Change has been the name of the game for 2018, with much progress being made in terms of female representation in politics, media and culture at large. We still have a long way to go: Women continue to hold less than 5% of CEO positions at Fortune 500 companies and make up less than 25% of Congress. In this week’s news roundup, we’re celebrating women changing history, and highlight the stories that illustrate why we need to keep pushing for progress.
Equal pay for equal play Flutist Elizabeth Rowe of the Boston Symphony Orchestra filed a gender discrimination lawsuit after being paid roughly $70,000 less than the orchestra’s principal oboist, who is a man. It’s important because the ruling could set a precedent, as it’s the first to test Massachusetts’s equal-pay law that was just updated in July.

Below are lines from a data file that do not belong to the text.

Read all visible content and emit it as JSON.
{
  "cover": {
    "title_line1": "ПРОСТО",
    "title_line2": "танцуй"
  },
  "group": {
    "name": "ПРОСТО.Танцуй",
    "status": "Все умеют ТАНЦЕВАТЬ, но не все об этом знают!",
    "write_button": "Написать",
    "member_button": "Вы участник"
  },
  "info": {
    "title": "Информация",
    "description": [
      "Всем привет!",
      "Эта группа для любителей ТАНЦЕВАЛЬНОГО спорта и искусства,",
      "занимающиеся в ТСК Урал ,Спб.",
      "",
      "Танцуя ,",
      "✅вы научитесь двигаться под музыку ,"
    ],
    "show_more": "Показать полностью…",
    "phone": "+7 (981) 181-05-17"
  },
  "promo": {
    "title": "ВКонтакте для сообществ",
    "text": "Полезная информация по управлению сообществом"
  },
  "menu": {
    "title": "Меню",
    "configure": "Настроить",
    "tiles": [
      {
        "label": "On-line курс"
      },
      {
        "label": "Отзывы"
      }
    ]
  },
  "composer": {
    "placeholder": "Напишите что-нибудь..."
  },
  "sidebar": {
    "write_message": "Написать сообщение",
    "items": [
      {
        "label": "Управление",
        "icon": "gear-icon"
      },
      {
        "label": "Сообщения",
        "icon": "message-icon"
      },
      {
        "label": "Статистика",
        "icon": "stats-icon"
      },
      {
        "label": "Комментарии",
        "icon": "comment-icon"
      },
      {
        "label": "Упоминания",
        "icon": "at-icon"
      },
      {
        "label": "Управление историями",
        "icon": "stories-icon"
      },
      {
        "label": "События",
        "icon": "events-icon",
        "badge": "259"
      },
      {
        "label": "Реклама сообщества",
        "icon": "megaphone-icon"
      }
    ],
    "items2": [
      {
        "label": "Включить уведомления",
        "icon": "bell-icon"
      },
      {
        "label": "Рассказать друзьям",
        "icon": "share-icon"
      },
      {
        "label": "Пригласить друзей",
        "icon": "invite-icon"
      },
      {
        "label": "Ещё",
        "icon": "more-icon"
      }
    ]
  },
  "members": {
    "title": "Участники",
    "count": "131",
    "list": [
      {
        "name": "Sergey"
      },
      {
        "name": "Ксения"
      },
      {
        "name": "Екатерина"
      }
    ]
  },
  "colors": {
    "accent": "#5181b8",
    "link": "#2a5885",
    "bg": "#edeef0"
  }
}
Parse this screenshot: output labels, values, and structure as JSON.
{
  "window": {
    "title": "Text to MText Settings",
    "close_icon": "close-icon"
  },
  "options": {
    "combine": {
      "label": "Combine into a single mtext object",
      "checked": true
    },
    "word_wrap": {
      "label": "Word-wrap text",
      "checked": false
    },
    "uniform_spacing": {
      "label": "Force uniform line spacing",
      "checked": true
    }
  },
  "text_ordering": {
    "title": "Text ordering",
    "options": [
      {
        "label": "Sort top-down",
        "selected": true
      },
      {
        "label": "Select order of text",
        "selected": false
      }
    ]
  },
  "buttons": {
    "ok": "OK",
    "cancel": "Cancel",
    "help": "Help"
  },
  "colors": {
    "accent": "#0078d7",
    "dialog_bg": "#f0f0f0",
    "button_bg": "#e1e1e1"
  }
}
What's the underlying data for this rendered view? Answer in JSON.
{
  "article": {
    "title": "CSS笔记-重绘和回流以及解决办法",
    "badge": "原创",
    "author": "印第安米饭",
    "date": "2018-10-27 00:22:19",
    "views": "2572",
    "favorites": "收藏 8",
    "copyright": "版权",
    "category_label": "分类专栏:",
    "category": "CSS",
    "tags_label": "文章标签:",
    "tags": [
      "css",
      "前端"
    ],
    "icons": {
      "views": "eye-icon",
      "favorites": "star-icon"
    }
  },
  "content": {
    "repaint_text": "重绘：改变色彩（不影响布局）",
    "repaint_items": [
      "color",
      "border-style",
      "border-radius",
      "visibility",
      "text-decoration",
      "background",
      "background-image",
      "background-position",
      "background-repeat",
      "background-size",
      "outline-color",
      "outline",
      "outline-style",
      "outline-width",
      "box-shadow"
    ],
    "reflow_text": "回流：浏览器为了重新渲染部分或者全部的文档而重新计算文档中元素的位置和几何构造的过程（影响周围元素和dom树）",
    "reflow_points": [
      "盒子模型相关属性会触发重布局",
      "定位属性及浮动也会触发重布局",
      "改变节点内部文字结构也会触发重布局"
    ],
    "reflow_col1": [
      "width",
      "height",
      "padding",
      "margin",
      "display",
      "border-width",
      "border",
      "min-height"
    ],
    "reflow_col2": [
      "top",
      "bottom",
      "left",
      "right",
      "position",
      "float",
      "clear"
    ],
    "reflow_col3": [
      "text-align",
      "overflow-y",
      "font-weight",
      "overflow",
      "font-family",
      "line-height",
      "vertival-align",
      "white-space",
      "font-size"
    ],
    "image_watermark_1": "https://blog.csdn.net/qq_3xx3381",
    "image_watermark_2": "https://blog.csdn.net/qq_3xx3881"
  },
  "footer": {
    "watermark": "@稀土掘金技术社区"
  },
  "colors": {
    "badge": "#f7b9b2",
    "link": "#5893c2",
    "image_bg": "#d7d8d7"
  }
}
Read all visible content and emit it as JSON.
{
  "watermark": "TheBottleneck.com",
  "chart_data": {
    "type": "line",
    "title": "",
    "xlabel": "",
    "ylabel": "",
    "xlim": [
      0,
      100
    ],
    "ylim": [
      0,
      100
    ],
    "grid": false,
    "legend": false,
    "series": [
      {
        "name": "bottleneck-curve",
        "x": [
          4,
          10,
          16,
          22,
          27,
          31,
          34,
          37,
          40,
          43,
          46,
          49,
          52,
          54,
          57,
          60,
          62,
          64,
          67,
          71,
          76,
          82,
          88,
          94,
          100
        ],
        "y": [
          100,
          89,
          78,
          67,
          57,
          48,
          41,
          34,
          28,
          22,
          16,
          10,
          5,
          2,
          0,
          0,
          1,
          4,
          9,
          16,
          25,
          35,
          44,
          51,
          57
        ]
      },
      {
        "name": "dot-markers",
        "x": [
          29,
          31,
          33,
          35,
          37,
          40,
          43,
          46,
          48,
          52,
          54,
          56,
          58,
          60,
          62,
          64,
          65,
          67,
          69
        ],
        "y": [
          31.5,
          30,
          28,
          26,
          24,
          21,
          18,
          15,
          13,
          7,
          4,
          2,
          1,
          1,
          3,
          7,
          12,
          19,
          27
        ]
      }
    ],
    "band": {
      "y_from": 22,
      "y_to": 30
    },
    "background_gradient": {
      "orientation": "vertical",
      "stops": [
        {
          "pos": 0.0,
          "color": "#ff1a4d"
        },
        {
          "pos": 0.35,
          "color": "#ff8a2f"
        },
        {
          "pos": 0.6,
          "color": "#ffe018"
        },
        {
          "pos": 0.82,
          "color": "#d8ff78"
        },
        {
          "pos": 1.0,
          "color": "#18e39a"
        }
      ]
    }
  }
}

Going to an elite college boosts women’s earnings but not men’s earnings More on the paycheck front: Women who attend elite colleges end up earning about 14% more two decades later as compared to women who don’t choose elite colleges. The same doesn’t hold true for men. Why? It turns out, women who go to elite colleges are about 4 percentage points less likely to be married compared to those who attend less competitive schools. Research shows marriage impacts a woman’s earning potential and makes her less likely to work outside the home.
Source: The Washington Post
Refinery29 unveils 29 women who led the way in 2018 There has been a sea change happening in the wake of #MeToo and other movements, and it’s been a record-breaking year for women rising up in government, art, and culture. Check out this year’s list of power women making history.
Shifting the gender ratio in politics Nevada will be the first state ever to have a female majority in the state assembly. When the new session starts in February, 51% of the seats will be held by women.
Source: The New York Times
Women are more likely to be punished for bad behavior at work It’s no secret that women continue to face discrimination in the workplace, and new research shows they’re apt to be punished more severely than men. A study focused on financial advisors found that female advisors engaged in misconduct were 20% more likely to be fired and 30% less likely to find a new job in the industry as compared to their male counterparts.
Source: Harvard Business School: Working Knowledge
Writing herself into history Retired NASA mathematician Katharine Johnson, 100, was one of the black women whose character was featured in the movie Hidden Figures, which highlights the black women who were vital in helping launch flights into space. Now she’s telling her story in an autobiography aimed at middle schoolers in her new book, Reaching for the Moon.
Source: AP News
To see what happened last week, check out The FQ Equality News 12.14.18